> The task
In the listing below, how many lines contain the word "structured"? Answer with the number alone.

○ ○ ○ ○ ○

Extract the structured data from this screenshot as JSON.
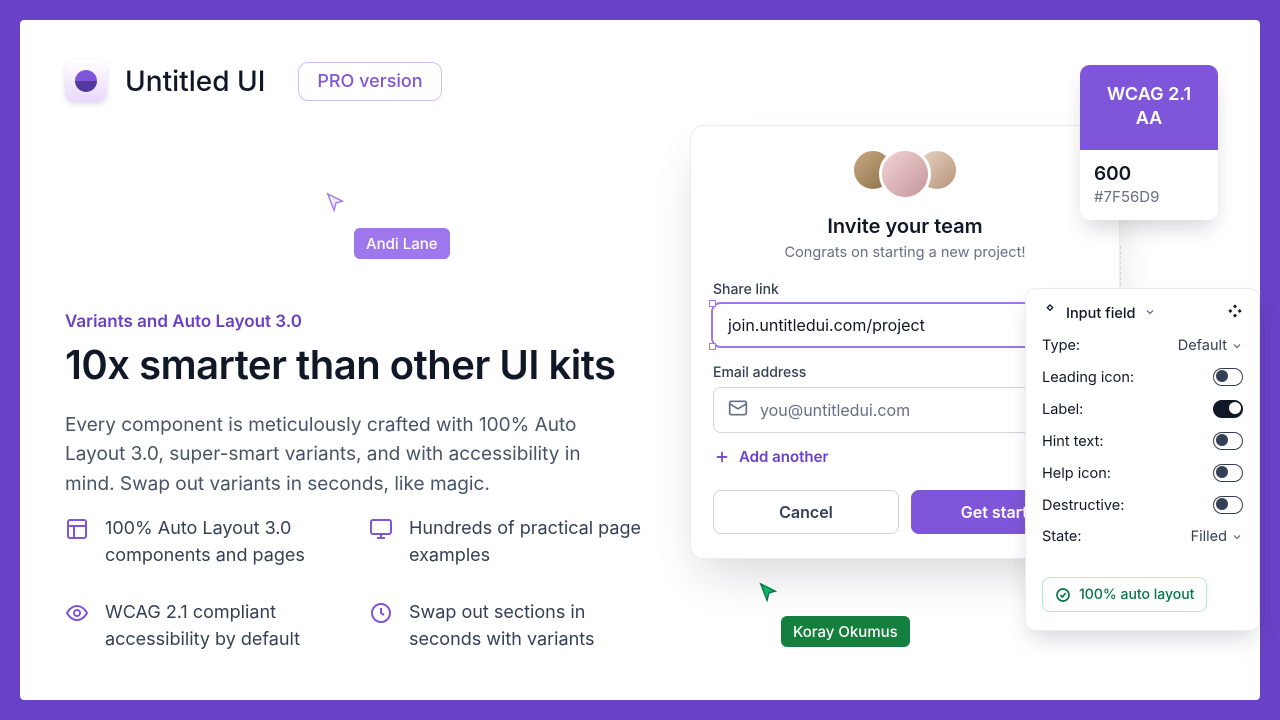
{
  "brand": {
    "name": "Untitled UI",
    "badge": "PRO version"
  },
  "hero": {
    "eyebrow": "Variants and Auto Layout 3.0",
    "headline": "10x smarter than other UI kits",
    "body": "Every component is meticulously crafted with 100% Auto Layout 3.0, super-smart variants, and with accessibility in mind. Swap out variants in seconds, like magic."
  },
  "features": [
    {
      "text": "100% Auto Layout 3.0 components and pages",
      "icon": "layout-icon"
    },
    {
      "text": "Hundreds of practical page examples",
      "icon": "monitor-icon"
    },
    {
      "text": "WCAG 2.1 compliant accessibility by default",
      "icon": "eye-icon"
    },
    {
      "text": "Swap out sections in seconds with variants",
      "icon": "clock-icon"
    }
  ],
  "cursors": {
    "andi": "Andi Lane",
    "koray": "Koray Okumus"
  },
  "modal": {
    "title": "Invite your team",
    "subtitle": "Congrats on starting a new project!",
    "share_label": "Share link",
    "share_value": "join.untitledui.com/project",
    "email_label": "Email address",
    "email_placeholder": "you@untitledui.com",
    "add_another": "Add another",
    "cancel": "Cancel",
    "start": "Get started"
  },
  "wcag": {
    "title_line1": "WCAG 2.1",
    "title_line2": "AA",
    "weight": "600",
    "hex": "#7F56D9"
  },
  "panel": {
    "title": "Input field",
    "props": {
      "type": {
        "label": "Type:",
        "value": "Default"
      },
      "leading": {
        "label": "Leading icon:",
        "on": false
      },
      "label": {
        "label": "Label:",
        "on": true
      },
      "hint": {
        "label": "Hint text:",
        "on": false
      },
      "help": {
        "label": "Help icon:",
        "on": false
      },
      "destructive": {
        "label": "Destructive:",
        "on": false
      },
      "state": {
        "label": "State:",
        "value": "Filled"
      }
    },
    "badge": "100% auto layout"
  }
}
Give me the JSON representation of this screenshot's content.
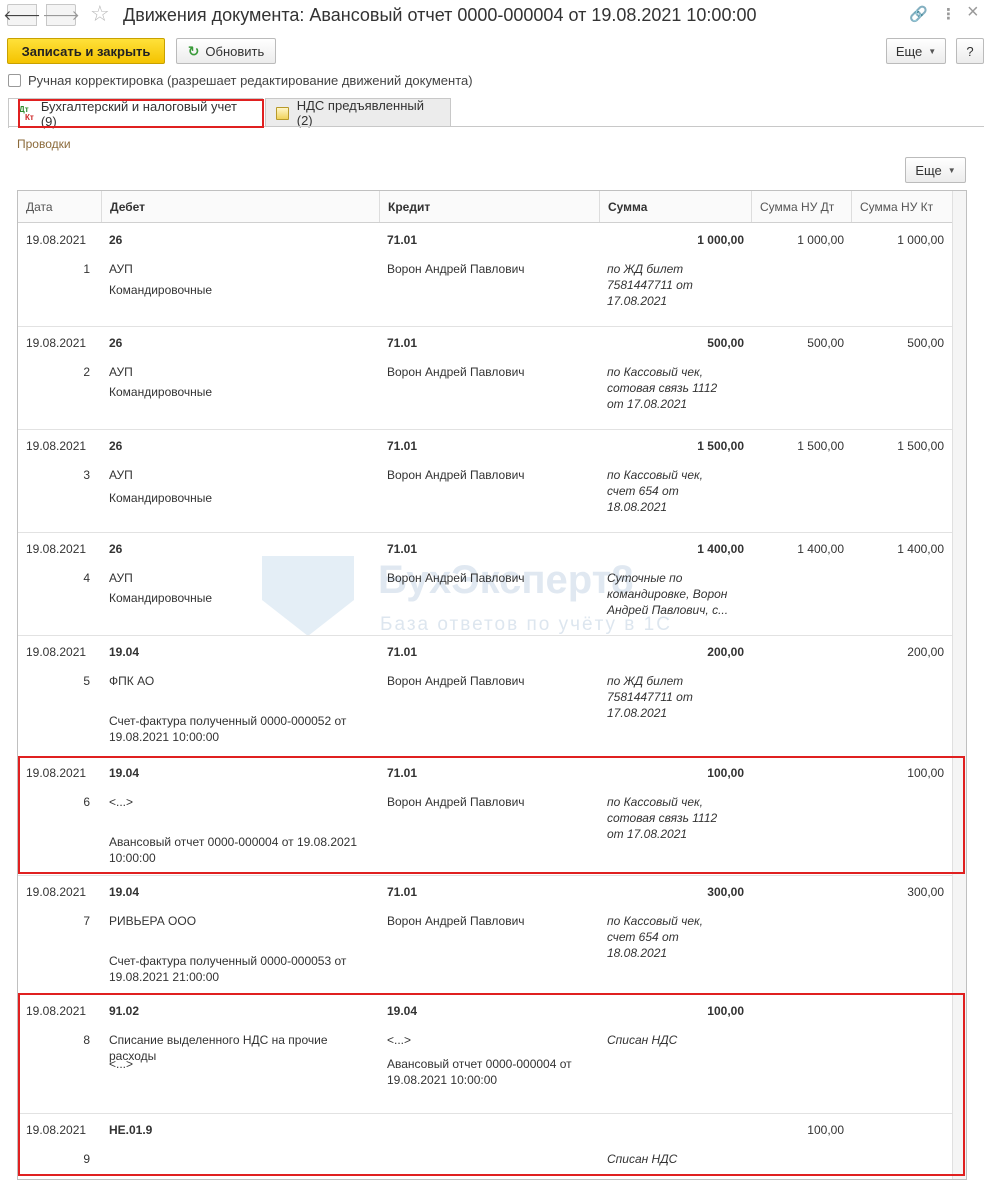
{
  "window": {
    "title": "Движения документа: Авансовый отчет 0000-000004 от 19.08.2021 10:00:00",
    "back_icon": "🡐",
    "forward_icon": "🡒",
    "star_icon": "☆",
    "link_icon": "🔗",
    "menu_icon": "⋮",
    "close_icon": "×"
  },
  "toolbar": {
    "save_close_label": "Записать и закрыть",
    "refresh_icon": "↻",
    "refresh_label": "Обновить",
    "more_label": "Еще",
    "help_label": "?"
  },
  "manual": {
    "label": "Ручная корректировка (разрешает редактирование движений документа)",
    "checked": false
  },
  "tabs": [
    {
      "label": "Бухгалтерский и налоговый учет (9)",
      "icon_dt": "Дт",
      "icon_kt": "Кт",
      "active": true
    },
    {
      "label": "НДС предъявленный (2)",
      "active": false
    }
  ],
  "section": {
    "title": "Проводки",
    "more_label": "Еще"
  },
  "table": {
    "columns": [
      "Дата",
      "Дебет",
      "Кредит",
      "Сумма",
      "Сумма НУ Дт",
      "Сумма НУ Кт"
    ],
    "rows": [
      {
        "date": "19.08.2021",
        "num": "1",
        "debit": "26",
        "debit_sub1": "АУП",
        "debit_sub2": "Командировочные",
        "credit": "71.01",
        "credit_sub1": "Ворон Андрей Павлович",
        "credit_sub2": "",
        "sum": "1 000,00",
        "sum_nu_dt": "1 000,00",
        "sum_nu_kt": "1 000,00",
        "content": " по ЖД билет 7581447711 от 17.08.2021"
      },
      {
        "date": "19.08.2021",
        "num": "2",
        "debit": "26",
        "debit_sub1": "АУП",
        "debit_sub2": "Командировочные",
        "credit": "71.01",
        "credit_sub1": "Ворон Андрей Павлович",
        "credit_sub2": "",
        "sum": "500,00",
        "sum_nu_dt": "500,00",
        "sum_nu_kt": "500,00",
        "content": " по Кассовый чек, сотовая связь 1112 от 17.08.2021"
      },
      {
        "date": "19.08.2021",
        "num": "3",
        "debit": "26",
        "debit_sub1": "АУП",
        "debit_sub2": "Командировочные",
        "credit": "71.01",
        "credit_sub1": "Ворон Андрей Павлович",
        "credit_sub2": "",
        "sum": "1 500,00",
        "sum_nu_dt": "1 500,00",
        "sum_nu_kt": "1 500,00",
        "content": " по Кассовый чек, счет 654 от 18.08.2021"
      },
      {
        "date": "19.08.2021",
        "num": "4",
        "debit": "26",
        "debit_sub1": "АУП",
        "debit_sub2": "Командировочные",
        "credit": "71.01",
        "credit_sub1": "Ворон Андрей Павлович",
        "credit_sub2": "",
        "sum": "1 400,00",
        "sum_nu_dt": "1 400,00",
        "sum_nu_kt": "1 400,00",
        "content": "Суточные по командировке, Ворон Андрей Павлович, с..."
      },
      {
        "date": "19.08.2021",
        "num": "5",
        "debit": "19.04",
        "debit_sub1": "ФПК АО",
        "debit_sub2": "Счет-фактура полученный 0000-000052 от 19.08.2021 10:00:00",
        "credit": "71.01",
        "credit_sub1": "Ворон Андрей Павлович",
        "credit_sub2": "",
        "sum": "200,00",
        "sum_nu_dt": "",
        "sum_nu_kt": "200,00",
        "content": "по ЖД билет 7581447711 от 17.08.2021"
      },
      {
        "date": "19.08.2021",
        "num": "6",
        "debit": "19.04",
        "debit_sub1": "<...>",
        "debit_sub2": "Авансовый отчет 0000-000004 от 19.08.2021 10:00:00",
        "credit": "71.01",
        "credit_sub1": "Ворон Андрей Павлович",
        "credit_sub2": "",
        "sum": "100,00",
        "sum_nu_dt": "",
        "sum_nu_kt": "100,00",
        "content": "по Кассовый чек, сотовая связь 1112 от 17.08.2021"
      },
      {
        "date": "19.08.2021",
        "num": "7",
        "debit": "19.04",
        "debit_sub1": "РИВЬЕРА ООО",
        "debit_sub2": "Счет-фактура полученный 0000-000053 от 19.08.2021 21:00:00",
        "credit": "71.01",
        "credit_sub1": "Ворон Андрей Павлович",
        "credit_sub2": "",
        "sum": "300,00",
        "sum_nu_dt": "",
        "sum_nu_kt": "300,00",
        "content": "по Кассовый чек, счет 654 от 18.08.2021"
      },
      {
        "date": "19.08.2021",
        "num": "8",
        "debit": "91.02",
        "debit_sub1": "Списание выделенного НДС на прочие расходы",
        "debit_sub2": "<...>",
        "credit": "19.04",
        "credit_sub1": "<...>",
        "credit_sub2": "Авансовый отчет 0000-000004 от 19.08.2021 10:00:00",
        "sum": "100,00",
        "sum_nu_dt": "",
        "sum_nu_kt": "",
        "content": "Списан НДС"
      },
      {
        "date": "19.08.2021",
        "num": "9",
        "debit": "НЕ.01.9",
        "debit_sub1": "",
        "debit_sub2": "",
        "credit": "",
        "credit_sub1": "",
        "credit_sub2": "",
        "sum": "",
        "sum_nu_dt": "100,00",
        "sum_nu_kt": "",
        "content": "Списан НДС"
      }
    ]
  },
  "watermark": {
    "title": "БухЭксперт8",
    "subtitle": "База ответов по учёту в 1С"
  }
}
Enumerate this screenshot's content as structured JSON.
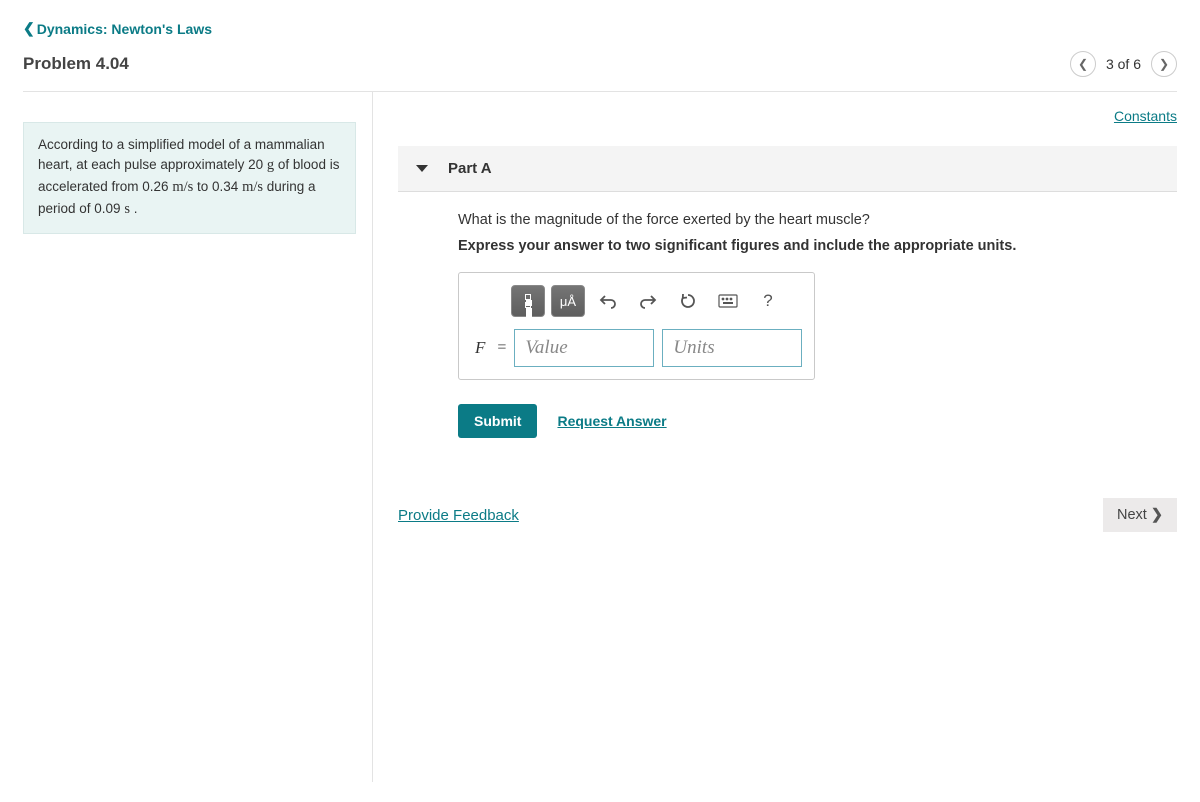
{
  "header": {
    "back": "Dynamics: Newton's Laws",
    "title": "Problem 4.04",
    "position": "3 of 6"
  },
  "problem": {
    "text_1": "According to a simplified model of a mammalian heart, at each pulse approximately 20",
    "u1": "g",
    "text_2": " of blood is accelerated from 0.26 ",
    "u2": "m/s",
    "text_3": " to 0.34 ",
    "u3": "m/s",
    "text_4": " during a period of 0.09 ",
    "u4": "s",
    "text_5": " ."
  },
  "links": {
    "constants": "Constants",
    "feedback": "Provide Feedback",
    "request": "Request Answer"
  },
  "part": {
    "label": "Part A",
    "question": "What is the magnitude of the force exerted by the heart muscle?",
    "instruction": "Express your answer to two significant figures and include the appropriate units."
  },
  "inputs": {
    "var": "F",
    "eq": "=",
    "value_ph": "Value",
    "units_ph": "Units"
  },
  "toolbar": {
    "mu": "μÅ",
    "help": "?"
  },
  "buttons": {
    "submit": "Submit",
    "next": "Next"
  }
}
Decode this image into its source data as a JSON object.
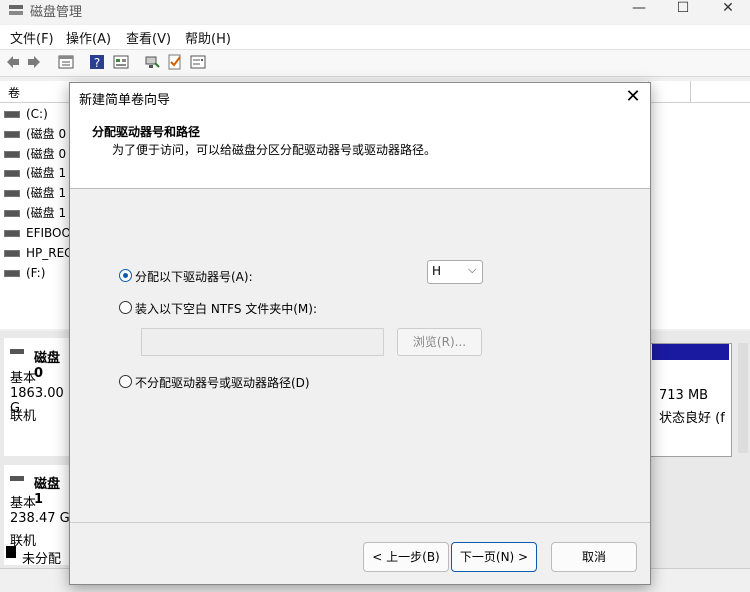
{
  "window": {
    "title": "磁盘管理",
    "minimize": "—",
    "maximize": "☐",
    "close": "✕"
  },
  "menu": [
    {
      "label": "文件(F)"
    },
    {
      "label": "操作(A)"
    },
    {
      "label": "查看(V)"
    },
    {
      "label": "帮助(H)"
    }
  ],
  "toolbar": {
    "icons": [
      "back-icon",
      "forward-icon",
      "properties-icon",
      "help-icon",
      "list-icon",
      "connect-icon",
      "check-icon",
      "settings-icon"
    ]
  },
  "volume_list": {
    "column": "卷",
    "items": [
      {
        "label": "(C:)"
      },
      {
        "label": "(磁盘 0"
      },
      {
        "label": "(磁盘 0"
      },
      {
        "label": "(磁盘 1"
      },
      {
        "label": "(磁盘 1"
      },
      {
        "label": "(磁盘 1"
      },
      {
        "label": "EFIBOO"
      },
      {
        "label": "HP_REC"
      },
      {
        "label": "(F:)"
      }
    ]
  },
  "disks": [
    {
      "name": "磁盘 0",
      "type": "基本",
      "size": "1863.00 G",
      "status": "联机"
    },
    {
      "name": "磁盘 1",
      "type": "基本",
      "size": "238.47 G",
      "status": "联机"
    }
  ],
  "partition": {
    "size": "713 MB",
    "status": "状态良好 (f"
  },
  "legend": {
    "unallocated": "未分配"
  },
  "dialog": {
    "title": "新建简单卷向导",
    "close": "✕",
    "header_title": "分配驱动器号和路径",
    "header_subtitle": "为了便于访问，可以给磁盘分区分配驱动器号或驱动器路径。",
    "option_assign": "分配以下驱动器号(A):",
    "option_mount": "装入以下空白 NTFS 文件夹中(M):",
    "option_none": "不分配驱动器号或驱动器路径(D)",
    "drive_letter": "H",
    "folder_path": "",
    "browse": "浏览(R)...",
    "back": "< 上一步(B)",
    "next": "下一页(N) >",
    "cancel": "取消"
  },
  "colors": {
    "accent": "#0b5cad",
    "partition_bar": "#1a1aa0"
  }
}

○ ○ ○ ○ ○

> Worked solution
2